During the same week, the pro-abortion group NARAL was even blunter: “We’ll be DAMNED if we’re going to let five MEN—including some frat boy named Brett—strip us of our hard-won bodily autonomy and reproductive rights.”
By mid-September, staffers for Sen. Kamala Harris, D-Calif., had posted some 3,600 ads on Facebook urging voters to sign a petition against Kavanaugh and citing what Harris called his opposition to Roe v. Wade. (Harris serves on the Senate Judiciary Committee that oversaw the confirmation hearing.)

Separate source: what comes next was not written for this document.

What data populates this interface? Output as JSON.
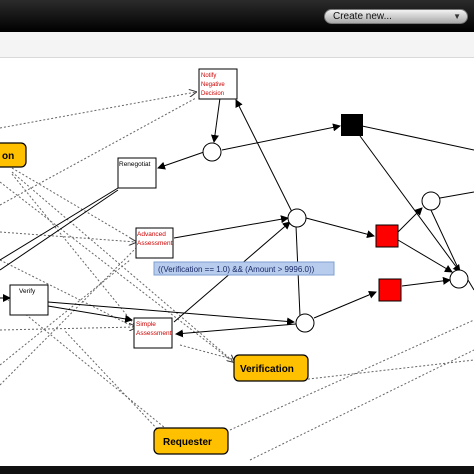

Beyond the tumultuous ordeal of the Kavanaugh-Ford hearing—and the questions it raised in many voters’ minds—the nomination process still made clear from the beginning that abortion loomed large in Supreme Court matters, no matter the judicial nominee.
What does all this mean for November’s elections?
Predictions aren’t prophetic, but heading into October, many pollsters thought Republicans still were likely to hold on to a narrow majority in the Senate and Democrats were likely to gain control of the House—though it wasn’t clear by how little or how much. That question could likely hinge on turnout and which party motivates more voters to the polls.
Kyle Kondik of the University of Virginia’s Center for Politics says historically when it comes to turnout, “If you’re the party that’s angry, that’s a good thing.” After a brutal September, it was hard to gauge which party was angrier heading into the midterm elections.
Abortion likely won’t be a top concern for most voters in the fall campaigns, but even as the Supreme Court process underscored Democratic senators’ commitment to a pro-abortion agenda, it also revealed a tricky dynamic for some Democratic House candidates in races where Republican incumbents are vulnerable: How could they project a moderate image—and talk less about abortion—even while holding pro-abortion views that could affect future legislation?
The weeks ahead will tell if that’s possible, even as the weeks past told how divided the political and cultural landscape in America remained—no matter who gets more votes in November.